fbpx
Why you need to worry about laminitis in the Winter, and not wait until Spring
April 5, 2019
5 Reasons To Vaccinate Your Horse
April 5, 2019

Any swelling or soreness in your horse’s eye is a key time to call the vet. Yet owners are often surprised when we tell them at our Horse First Aid Course that an eye injury should be taken as seriously as a colic case.

 

The healthy eye

 

The outer layer (cornea) should be should be translucent and colourless. The eye should be open and blinking normally with no discharge. If you look at your horse’s eye from the front the eyelashes should point outwards (like angels wings- good way to remember it). Eyelashes pointing downwards are a clear indicator that all is not right in the eye.

 

If you horse has a sore eye it is often only one eye which is affected, allowing you to compare and contrast with the other side.

 

 

Corneal Ulceration

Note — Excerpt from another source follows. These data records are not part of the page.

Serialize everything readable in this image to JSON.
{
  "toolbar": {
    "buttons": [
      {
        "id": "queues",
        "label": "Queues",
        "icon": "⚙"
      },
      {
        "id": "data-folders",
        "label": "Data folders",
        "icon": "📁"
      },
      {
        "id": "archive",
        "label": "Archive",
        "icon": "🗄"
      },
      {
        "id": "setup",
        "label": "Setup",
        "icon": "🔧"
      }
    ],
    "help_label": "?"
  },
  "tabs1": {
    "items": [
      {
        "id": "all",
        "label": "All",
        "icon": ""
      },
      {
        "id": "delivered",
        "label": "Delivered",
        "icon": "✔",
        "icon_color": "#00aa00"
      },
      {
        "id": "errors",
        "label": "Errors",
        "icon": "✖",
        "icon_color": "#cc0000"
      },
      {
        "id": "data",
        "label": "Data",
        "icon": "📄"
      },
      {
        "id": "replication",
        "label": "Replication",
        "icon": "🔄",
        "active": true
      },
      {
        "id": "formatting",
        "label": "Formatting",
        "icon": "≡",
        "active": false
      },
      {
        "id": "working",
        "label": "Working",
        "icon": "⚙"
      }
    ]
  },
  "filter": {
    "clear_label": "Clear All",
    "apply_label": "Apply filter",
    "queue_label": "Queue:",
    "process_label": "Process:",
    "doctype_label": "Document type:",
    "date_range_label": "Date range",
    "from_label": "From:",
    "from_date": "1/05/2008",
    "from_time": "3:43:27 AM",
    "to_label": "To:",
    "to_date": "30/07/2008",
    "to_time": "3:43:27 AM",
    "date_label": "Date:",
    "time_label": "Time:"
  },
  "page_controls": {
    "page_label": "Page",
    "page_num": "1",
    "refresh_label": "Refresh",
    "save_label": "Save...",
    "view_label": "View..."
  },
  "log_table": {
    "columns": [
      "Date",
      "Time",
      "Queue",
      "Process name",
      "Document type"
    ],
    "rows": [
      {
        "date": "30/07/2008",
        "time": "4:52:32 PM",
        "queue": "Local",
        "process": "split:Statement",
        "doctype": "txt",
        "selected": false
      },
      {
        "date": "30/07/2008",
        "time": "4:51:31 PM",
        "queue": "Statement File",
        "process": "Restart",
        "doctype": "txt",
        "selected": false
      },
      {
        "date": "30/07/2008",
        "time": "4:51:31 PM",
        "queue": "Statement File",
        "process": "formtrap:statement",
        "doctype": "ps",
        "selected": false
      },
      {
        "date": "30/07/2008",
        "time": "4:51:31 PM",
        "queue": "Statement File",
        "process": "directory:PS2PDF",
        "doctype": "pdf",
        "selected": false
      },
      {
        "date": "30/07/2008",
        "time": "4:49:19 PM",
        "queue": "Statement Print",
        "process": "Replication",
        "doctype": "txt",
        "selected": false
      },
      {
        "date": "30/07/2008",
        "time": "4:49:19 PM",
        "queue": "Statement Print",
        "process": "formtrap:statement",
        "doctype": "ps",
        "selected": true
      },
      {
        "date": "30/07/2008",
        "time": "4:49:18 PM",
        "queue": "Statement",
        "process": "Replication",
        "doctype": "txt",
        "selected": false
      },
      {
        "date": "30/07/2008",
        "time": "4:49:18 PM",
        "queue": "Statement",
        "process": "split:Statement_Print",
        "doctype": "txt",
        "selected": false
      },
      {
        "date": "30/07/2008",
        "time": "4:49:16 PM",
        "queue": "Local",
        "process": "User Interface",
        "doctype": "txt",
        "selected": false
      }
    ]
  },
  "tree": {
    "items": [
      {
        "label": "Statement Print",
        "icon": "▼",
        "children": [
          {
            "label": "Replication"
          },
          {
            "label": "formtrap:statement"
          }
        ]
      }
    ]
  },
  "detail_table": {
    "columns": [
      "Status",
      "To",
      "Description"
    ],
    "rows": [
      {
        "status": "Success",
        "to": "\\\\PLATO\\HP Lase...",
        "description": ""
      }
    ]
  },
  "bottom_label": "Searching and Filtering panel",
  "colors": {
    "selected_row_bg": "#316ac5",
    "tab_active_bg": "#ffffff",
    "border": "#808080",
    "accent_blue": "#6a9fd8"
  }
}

This is the most common condition affecting the eye, and is any kind of defect that occurs to the cornea (the outer surface of the eye). It is often not visible to the naked eye and is only clear after applying a stain. Damage to the cornea which is not treated can lead to ulceration and ultimately blindness.

 

Accidental trauma is the most common cause, and with treatment using antibiotic drops from your vet the eye will return to normal fairly quickly.

 

Uveitis

This is a condition that affects the horse’s iris within the eye. If the iris becomes damaged, resulting in inflammation this is called uveitis. This can occur as a primary disease, as a result of trauma to the eye, or as part of another disease. When the condition happens repeatedly it is called equine recurrent uveitis.

 

The eye will appear swollen, redness may be visible and the horse will be very sensitive to light. This is a painful condition, the eye may be closed and will be tearing.

 

Rapid treatment is necessary to preserve the eye, and you should seek immediate veterinary attention if your horse has a swollen or closed eye.

 

What should owners do?

  1. Call you vet immediately
  2. Do not put any drops or cream into the eye without speaking to your vet
  3. Do not use human eye medication
  4. Do not force a closed eye open

 

Home remedies such as cold tea, or tack shop products (i..e non prescription creams) are not a substitute for the correct medication. These may be helpful if your horse has a slight discharge in the summer from flies, and will probably remove the ‘crusts’ from the discharge.

 

It is so important that owners don’t re-use an old eye medication without discussion with your vet. Eye drops or ointment will either be steroid or non-steroid, and using the wrong product will damage the eye further. The product may also be out of date, and if it has previously treated another horse (or human) it is likely to be contaminated.

 

Sadly our vets often recount cases where a horse has lost an eye due to delayed treatment. It seems to be a real misconception amongst owners that you can ‘wait and see’ with a sore or swollen eye.

 

If you’re interested in joining one of our online Horse First Aid Courses you can register your interest at the link below

https://eepurl.com/dI70vb

Leave a Reply

Your email address will not be published. Required fields are marked *

Book Now